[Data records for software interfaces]

◇ ◇ ◇ ◇

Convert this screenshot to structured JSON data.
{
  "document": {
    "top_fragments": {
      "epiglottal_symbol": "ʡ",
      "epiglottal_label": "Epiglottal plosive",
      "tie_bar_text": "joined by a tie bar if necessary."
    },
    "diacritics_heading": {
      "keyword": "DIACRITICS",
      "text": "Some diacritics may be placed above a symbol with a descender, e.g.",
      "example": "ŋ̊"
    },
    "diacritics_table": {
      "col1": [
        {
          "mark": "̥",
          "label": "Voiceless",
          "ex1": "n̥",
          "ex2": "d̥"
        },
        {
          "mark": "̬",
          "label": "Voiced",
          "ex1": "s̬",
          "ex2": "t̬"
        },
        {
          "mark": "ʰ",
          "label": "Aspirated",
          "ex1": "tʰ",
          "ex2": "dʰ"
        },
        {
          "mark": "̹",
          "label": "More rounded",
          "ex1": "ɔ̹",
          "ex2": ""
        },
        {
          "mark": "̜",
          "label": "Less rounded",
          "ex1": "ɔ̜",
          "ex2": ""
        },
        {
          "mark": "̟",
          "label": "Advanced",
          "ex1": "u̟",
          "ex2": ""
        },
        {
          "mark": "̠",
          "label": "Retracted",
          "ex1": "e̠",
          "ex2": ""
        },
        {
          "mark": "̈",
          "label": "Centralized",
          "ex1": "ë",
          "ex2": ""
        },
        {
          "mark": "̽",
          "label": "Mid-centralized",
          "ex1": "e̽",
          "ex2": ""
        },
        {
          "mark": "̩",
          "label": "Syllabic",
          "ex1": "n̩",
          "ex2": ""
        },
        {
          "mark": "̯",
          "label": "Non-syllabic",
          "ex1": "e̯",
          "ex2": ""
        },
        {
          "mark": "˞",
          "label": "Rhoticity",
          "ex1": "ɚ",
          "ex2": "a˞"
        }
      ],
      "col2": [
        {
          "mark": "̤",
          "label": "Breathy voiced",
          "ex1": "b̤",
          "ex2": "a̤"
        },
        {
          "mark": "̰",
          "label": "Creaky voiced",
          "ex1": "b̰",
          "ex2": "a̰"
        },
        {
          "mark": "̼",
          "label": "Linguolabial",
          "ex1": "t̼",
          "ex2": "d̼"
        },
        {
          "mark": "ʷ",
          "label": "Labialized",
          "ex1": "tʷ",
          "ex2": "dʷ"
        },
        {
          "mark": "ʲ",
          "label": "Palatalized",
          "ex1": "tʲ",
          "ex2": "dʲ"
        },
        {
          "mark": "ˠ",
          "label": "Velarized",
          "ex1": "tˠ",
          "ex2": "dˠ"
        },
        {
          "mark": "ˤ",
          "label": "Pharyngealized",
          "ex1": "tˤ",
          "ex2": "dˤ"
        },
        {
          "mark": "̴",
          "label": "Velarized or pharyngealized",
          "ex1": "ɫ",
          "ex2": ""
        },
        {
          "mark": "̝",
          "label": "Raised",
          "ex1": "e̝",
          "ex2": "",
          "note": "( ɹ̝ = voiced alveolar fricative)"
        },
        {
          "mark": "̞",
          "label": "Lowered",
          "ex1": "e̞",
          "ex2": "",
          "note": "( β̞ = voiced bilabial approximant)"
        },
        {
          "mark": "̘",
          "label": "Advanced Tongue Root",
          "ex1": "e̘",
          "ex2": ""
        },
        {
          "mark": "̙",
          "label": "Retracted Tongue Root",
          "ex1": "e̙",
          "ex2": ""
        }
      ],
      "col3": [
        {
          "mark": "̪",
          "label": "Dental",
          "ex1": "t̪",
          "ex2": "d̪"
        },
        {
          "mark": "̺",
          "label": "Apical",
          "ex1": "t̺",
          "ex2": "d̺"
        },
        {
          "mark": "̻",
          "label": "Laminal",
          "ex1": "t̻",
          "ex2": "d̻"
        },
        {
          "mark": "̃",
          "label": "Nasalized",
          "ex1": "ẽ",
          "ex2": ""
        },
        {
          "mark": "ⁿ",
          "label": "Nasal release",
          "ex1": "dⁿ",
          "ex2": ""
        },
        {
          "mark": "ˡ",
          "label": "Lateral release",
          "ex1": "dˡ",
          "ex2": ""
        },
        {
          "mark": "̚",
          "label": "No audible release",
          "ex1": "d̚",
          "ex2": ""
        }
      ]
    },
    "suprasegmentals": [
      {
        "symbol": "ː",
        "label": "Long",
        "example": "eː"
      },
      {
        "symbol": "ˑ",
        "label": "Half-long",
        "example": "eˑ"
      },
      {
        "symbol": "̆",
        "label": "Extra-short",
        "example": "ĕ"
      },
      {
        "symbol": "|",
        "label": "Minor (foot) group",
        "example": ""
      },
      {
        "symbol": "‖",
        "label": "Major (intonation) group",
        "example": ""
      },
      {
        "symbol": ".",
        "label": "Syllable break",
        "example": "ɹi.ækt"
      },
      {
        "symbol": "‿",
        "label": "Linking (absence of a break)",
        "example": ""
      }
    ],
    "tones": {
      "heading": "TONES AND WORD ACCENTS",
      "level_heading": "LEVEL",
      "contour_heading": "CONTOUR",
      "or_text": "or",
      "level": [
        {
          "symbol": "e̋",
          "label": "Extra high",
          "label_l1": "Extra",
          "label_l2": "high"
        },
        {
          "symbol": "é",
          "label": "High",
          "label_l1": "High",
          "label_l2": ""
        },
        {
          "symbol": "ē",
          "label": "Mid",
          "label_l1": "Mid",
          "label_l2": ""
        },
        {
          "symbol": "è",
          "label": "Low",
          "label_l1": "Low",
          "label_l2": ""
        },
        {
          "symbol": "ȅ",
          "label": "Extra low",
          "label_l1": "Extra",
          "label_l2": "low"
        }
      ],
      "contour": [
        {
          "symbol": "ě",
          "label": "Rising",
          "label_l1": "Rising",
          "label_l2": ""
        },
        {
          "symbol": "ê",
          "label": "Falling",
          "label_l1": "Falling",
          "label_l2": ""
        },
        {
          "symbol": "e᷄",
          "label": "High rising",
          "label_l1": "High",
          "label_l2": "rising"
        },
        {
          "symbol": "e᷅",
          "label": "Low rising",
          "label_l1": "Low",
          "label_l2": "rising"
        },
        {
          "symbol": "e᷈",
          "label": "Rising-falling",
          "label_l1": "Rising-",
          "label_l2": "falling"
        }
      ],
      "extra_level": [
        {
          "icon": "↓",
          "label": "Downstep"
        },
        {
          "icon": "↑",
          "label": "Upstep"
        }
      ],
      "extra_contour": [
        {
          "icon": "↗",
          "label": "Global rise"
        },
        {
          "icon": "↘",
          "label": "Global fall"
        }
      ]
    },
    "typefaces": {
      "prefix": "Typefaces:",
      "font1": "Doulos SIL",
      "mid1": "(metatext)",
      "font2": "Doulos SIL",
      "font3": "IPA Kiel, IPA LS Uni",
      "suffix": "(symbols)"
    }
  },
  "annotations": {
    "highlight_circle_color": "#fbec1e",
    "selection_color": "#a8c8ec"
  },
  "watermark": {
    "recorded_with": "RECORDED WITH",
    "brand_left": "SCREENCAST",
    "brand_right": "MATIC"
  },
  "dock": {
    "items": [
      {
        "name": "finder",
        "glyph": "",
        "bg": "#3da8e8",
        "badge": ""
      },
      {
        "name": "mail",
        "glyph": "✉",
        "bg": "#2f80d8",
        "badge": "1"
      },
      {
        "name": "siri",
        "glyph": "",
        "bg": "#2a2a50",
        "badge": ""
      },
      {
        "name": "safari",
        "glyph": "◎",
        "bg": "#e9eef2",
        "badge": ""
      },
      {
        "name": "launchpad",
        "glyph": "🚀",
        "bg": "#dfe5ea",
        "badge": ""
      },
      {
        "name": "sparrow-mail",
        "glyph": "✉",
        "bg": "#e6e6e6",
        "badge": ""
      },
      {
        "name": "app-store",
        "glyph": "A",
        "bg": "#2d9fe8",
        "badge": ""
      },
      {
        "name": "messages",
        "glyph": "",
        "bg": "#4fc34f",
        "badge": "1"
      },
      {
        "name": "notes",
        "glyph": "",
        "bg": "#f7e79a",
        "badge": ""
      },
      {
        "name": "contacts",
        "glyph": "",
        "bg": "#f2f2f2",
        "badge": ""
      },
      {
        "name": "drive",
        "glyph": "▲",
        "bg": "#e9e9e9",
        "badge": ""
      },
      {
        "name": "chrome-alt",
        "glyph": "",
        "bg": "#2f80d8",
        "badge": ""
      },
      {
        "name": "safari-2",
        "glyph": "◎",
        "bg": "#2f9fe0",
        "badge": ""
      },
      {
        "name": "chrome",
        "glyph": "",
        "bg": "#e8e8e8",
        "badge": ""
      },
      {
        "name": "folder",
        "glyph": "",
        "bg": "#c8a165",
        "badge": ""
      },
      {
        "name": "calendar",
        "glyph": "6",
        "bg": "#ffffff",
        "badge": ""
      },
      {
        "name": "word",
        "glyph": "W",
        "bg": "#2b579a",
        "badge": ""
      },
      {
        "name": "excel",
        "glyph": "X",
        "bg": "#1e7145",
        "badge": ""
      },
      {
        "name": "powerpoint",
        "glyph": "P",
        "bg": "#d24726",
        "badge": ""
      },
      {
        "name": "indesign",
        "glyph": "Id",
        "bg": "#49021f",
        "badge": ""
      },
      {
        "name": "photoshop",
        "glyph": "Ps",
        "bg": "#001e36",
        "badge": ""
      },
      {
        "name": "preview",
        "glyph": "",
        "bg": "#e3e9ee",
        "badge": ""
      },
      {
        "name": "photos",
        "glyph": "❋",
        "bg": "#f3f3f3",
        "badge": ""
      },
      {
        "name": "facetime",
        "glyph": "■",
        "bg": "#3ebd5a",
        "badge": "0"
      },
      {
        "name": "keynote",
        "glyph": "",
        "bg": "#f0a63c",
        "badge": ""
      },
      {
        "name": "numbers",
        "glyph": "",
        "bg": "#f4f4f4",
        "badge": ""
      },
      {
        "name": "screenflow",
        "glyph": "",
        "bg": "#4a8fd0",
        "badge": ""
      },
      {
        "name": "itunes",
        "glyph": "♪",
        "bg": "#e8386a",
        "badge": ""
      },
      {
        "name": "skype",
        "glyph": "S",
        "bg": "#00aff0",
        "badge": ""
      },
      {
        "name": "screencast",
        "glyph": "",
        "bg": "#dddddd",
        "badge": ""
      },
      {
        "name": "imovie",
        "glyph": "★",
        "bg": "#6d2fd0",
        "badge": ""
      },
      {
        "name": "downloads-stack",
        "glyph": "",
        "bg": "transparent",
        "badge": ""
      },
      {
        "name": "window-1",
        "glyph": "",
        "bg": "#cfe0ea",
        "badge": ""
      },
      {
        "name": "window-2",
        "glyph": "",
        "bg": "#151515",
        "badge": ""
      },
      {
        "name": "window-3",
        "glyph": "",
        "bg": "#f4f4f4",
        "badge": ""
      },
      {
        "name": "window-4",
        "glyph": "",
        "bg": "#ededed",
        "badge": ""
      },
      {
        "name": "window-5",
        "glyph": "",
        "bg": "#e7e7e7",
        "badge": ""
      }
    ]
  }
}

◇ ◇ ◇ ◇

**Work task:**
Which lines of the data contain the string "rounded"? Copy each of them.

**Response below:**
          "label": "More rounded",
          "label": "Less rounded",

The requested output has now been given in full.